6. Faux Ceramics
I've written about this before. ;o) There are several tutorials online for a variety of faux ceramic finishes. Since the last time I wrote about this subject, I've found yet another version in Ellen Marshall's Polymer Clay Surface Design Recipes (pg. 94-97). The essentials of most faux ceramics are as follows: 1) Make a patterned or textured shape in polymer clay (usually white); 2) Apply a glaze of liquid clay that's been tinted with alcohol ink; and 3) Cure. Here are the tutorials I've found so far: Parole de Pâte version, Christy Sherman's version, and my version.
7. Tinted Transfers
Transform plain black toner transfers with the addition of alcohol ink. (Use them as watercolors, as described in number six.) You can blend them-- or layer them, allowing time for each color to dry between applications. It's best to seal the painted transfer. Use a thin sheet of translucent clay, a coat of liquid clay, or your favorite finish. (Or use the encased toner transfer method I mentioned in the previous item-- the one from Donna Kato's new book. You can also learn about similar methods at Glass Attic.)

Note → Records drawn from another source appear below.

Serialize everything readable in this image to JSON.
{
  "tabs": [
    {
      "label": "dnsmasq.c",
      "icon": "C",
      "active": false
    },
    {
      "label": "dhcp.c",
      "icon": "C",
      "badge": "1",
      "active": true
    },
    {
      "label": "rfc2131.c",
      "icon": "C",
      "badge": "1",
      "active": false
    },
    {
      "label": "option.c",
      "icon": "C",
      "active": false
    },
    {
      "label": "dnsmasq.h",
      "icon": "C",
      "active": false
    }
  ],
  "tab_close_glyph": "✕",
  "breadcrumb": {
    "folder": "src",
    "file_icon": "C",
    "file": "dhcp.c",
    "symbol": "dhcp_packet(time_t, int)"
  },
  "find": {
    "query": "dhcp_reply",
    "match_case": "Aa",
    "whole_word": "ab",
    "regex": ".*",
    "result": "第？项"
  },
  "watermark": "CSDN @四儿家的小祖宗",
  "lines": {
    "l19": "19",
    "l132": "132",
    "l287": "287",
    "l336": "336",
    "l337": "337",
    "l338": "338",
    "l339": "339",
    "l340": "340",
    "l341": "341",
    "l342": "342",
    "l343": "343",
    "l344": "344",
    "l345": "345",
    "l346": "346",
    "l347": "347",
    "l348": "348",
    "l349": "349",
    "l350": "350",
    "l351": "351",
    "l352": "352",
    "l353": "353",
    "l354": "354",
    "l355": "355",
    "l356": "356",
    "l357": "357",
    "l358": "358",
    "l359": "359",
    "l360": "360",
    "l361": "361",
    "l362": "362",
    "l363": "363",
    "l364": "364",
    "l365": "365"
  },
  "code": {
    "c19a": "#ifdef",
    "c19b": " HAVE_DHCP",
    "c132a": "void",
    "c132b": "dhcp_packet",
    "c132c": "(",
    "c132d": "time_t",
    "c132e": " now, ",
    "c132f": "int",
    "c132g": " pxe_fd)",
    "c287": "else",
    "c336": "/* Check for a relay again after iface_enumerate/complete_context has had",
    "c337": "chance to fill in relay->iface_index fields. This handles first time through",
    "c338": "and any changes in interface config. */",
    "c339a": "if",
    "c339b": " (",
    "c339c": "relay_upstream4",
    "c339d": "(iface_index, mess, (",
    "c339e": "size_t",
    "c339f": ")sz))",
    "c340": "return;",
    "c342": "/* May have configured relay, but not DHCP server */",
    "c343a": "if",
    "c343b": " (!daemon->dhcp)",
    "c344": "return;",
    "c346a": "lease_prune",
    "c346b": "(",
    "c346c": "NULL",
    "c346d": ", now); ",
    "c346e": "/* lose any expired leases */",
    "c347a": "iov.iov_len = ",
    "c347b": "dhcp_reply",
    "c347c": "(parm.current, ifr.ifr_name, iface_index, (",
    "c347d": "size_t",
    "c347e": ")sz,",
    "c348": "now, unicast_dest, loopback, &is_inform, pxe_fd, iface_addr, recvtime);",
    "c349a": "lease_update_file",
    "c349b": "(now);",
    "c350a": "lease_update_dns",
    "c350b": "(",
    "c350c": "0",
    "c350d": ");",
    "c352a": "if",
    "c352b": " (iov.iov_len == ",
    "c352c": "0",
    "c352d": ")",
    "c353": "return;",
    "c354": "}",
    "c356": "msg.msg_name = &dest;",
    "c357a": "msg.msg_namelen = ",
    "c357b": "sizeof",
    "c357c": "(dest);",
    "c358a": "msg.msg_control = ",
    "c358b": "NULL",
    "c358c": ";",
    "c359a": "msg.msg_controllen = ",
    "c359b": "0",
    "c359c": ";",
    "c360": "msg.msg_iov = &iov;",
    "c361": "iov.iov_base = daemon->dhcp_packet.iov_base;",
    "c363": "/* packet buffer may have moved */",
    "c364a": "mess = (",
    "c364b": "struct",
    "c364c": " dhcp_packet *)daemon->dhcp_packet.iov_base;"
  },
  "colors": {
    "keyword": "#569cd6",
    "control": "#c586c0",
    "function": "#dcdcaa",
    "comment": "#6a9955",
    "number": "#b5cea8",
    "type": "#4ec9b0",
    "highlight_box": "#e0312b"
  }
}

8. Faux Stained Glass
With a few products, you can have the beauty of stained glass with much less fuss than real stained glass requires. There are different ways to do it, but essentially, you make your "leading" from regular polymer clay (usually black), pre-cure it, then fill in the "cells" with tinted liquid clay and re-cure. In this tutorial, Barbara Poland-Waters teaches you to make tile beads with a stained glass theme. And in this project by Ann and Karen Mitchell, the faux stained glass is applied to a real glass vase. (Note that in that project, the Mitchells use oil paint to tint the liquid clay. However, there's no reason why you can't use alcohol ink instead. Alcohol inks will increase the translucency of your clay, giving you the look of translucently colored glass.) Faux stained glass would make beautiful sun catchers.

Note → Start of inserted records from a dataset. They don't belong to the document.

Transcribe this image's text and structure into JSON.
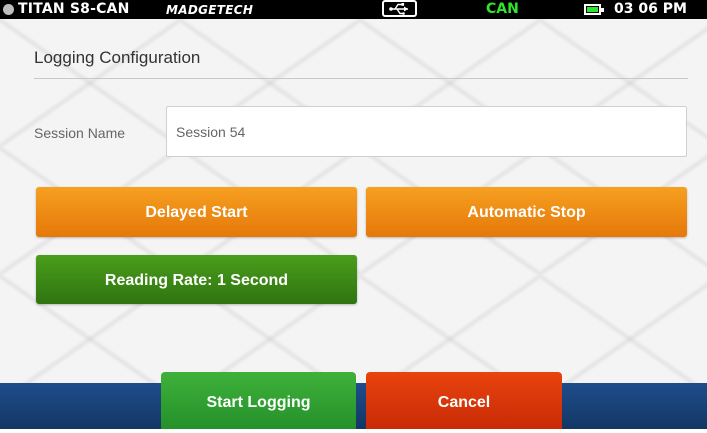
{
  "status_bar": {
    "device_name": "TITAN S8-CAN",
    "brand": "MADGETECH",
    "connection_icon": "usb-icon",
    "bus_label": "CAN",
    "battery_icon": "battery-icon",
    "time": "03 06 PM",
    "bus_color": "#2be62b"
  },
  "page": {
    "title": "Logging Configuration"
  },
  "session": {
    "label": "Session Name",
    "value": "Session 54"
  },
  "options": {
    "delayed_start_label": "Delayed Start",
    "automatic_stop_label": "Automatic Stop",
    "reading_rate_label": "Reading Rate: 1 Second"
  },
  "footer": {
    "start_label": "Start Logging",
    "cancel_label": "Cancel"
  },
  "colors": {
    "orange_button": "#ee8c15",
    "green_button": "#3d8a17",
    "start_button": "#32a233",
    "cancel_button": "#d8380a",
    "footer_bar": "#1a4479"
  }
}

9. Miniature Food
I've mentioned before that alcohol inks are a great product for getting translucent color in liquid clay. Consider alcohol ink for anything that requires color but a certain degree of translucency-- such as maple syrup, soup, and some sugary glazes.
10. Faux Cloisonné / Enamel

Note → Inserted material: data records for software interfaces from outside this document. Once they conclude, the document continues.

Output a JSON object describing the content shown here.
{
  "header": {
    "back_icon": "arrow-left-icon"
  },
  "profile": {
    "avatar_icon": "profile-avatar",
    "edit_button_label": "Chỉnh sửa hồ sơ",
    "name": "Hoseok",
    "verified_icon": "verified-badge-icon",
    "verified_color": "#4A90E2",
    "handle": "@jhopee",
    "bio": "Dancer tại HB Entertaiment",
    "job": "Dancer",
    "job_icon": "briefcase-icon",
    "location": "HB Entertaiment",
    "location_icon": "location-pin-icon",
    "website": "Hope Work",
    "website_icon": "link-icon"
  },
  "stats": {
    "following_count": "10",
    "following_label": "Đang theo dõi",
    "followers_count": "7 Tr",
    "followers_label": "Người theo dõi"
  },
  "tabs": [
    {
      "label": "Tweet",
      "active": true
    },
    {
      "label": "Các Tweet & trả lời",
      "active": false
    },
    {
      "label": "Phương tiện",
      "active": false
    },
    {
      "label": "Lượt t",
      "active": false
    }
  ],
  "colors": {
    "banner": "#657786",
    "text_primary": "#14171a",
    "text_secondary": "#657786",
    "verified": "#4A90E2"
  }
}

Yet another technique combining alcohol ink with liquid clay! Tint the liquid clay and use it to fill in "cells" in a variety of surfaces. Try it with deeply textured clay (raw or cured). For a metallic shine that takes full advantage of the clarity of the liquid clay, line the clay base with metal leaf-- or go over it with a leafing pen. If you prefer, you can combine it with the thicker embossing foil that's available in most craft stores.
And there are other polymer clay techniques that use alcohol ink, too. (You may find some on this page of Glass Attic.) Overall, these inks are a great "extra" to have on your clay table.
Since next Tuesday is Christmas, I'll be taking a week off from Ten on Tuesday. (And with any luck, soon afterwards things will calm down enough that I'll be posting here more than once a week. (g))
In case I don't "see" you all before then, let me wish you Christmas that's merry and bright! :o)